"With the fuel cells, we have seven-9s of reliability, or about 2 or 3 seconds of downtime per year," says Brenda Dooley, president of First National Buildings, a bank subsidiary that handles corporate real estate and facilities management. "We came from a system with backup batteries. When we'd lose power, the batteries just wouldn't be there. We did this for reliability."
Dooley explains that the credit card processing that's done at the data center requires high reliability: Just one hour of downtime could result in a loss of as much as $6 million.
The bank knew that using fuel cells would be expensive. In Nebraska, AC energy costs only about 5 cents per kilowatt-hour, whereas electricity from fuel cells costs about 12 cents per kilowatt-hour. It would have cost $2.2 million to build a data center that used AC power; using fuel cells raised the price tag to $3.4 million. Dooley says fuel cells are worth the higher price, and the ROI is excellent because the bank doesn't suffer lost transactions.
Of course, other enterprises might not be willing to pay such a high price for great reliability. "Fuel cell technology is not there in terms of volume and scale to support larger data centers," says Nemertes' Ritter. "But down the road, it is very interesting potentially as a backup power source."
Alternative power has a bright future for data centers. Ritter says there may be no other option in the coming years, if traditional-energy prices continue to soar.
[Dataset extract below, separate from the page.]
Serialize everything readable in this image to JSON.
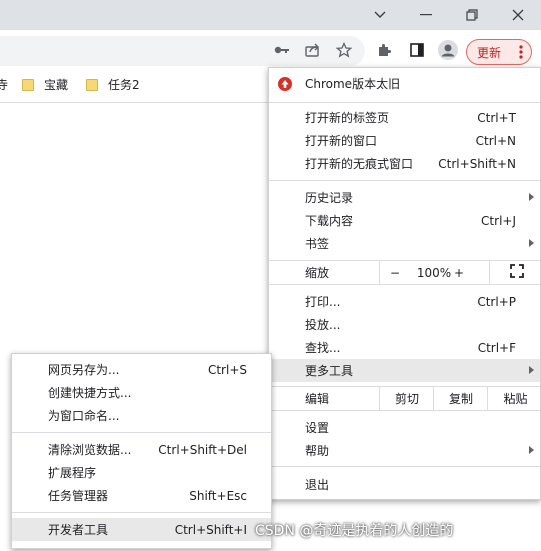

Whether it's solar power, gas turbines, fuel cells or some emerging option -- such as harnessing the power of ocean waves -- it's clear that new energy sources will play a role in the data centers of the future.
Brandon is a former IT manager who now writes about technology.
This story, "Data centers experiment with new power sources" was originally published by Computerworld .